have also teamed up with Time Line Auctions who have published their latest calendar of forthcoming Antiquities and Coins Auctions which we hope will also be of interest to you.
And what would "be of interest" to a bloke with a metal detector who, thanks to having a database showing where hundreds of thousands of known archaeological sites can be found, can go out and find his own artefacts to collect? Well, the answer comes from Timeline Auctions in the same email:

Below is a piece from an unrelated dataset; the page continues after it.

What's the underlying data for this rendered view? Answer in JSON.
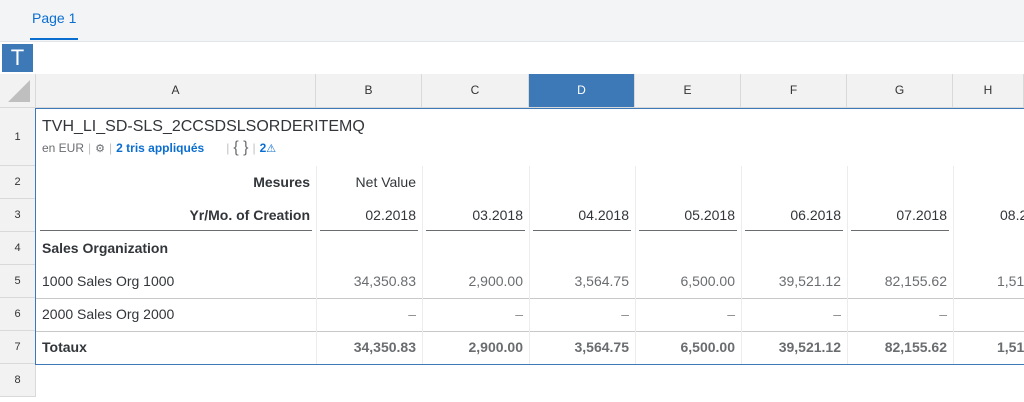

We are currently inviting entries for our next catalogue sales and eAuctions of Antiquities and Coins. Entries must be received by the date in table below.we are buying... What a partnership, ARCHI trawls as much archaeological literature that it can get its paws on, extracts the data pinpointing likely 'productive' sites of interest to artefact hunters (euphemistically referred to as "amateur archaeologists with metal detectors"), the latter go out and find lots of "beautiful and historically significant coins and artefacts" which they send off to the house in Upmister which flogs them off with a lot of other stuff. Lots and lots of other stuff. I've discussed some of it on this blog.
So what kind of metal detectorist is going to take advantage of such a "partnership"? Is it responsible to target known sites, the location of which is extracted from archaeological reports, while at the same time artefact hunters REFUSE to allow publication of accurate findspot details of what they take from such sites? Is it responsible metal detecting to sell artefacts obtained in that manner alongside some of the other stuff that Timeline sells?
And its all legal and even does not contravene even the official "Code of practice for responsible Artefact Hunting in England and Wales" - but is it right, is it ethical? What do you think?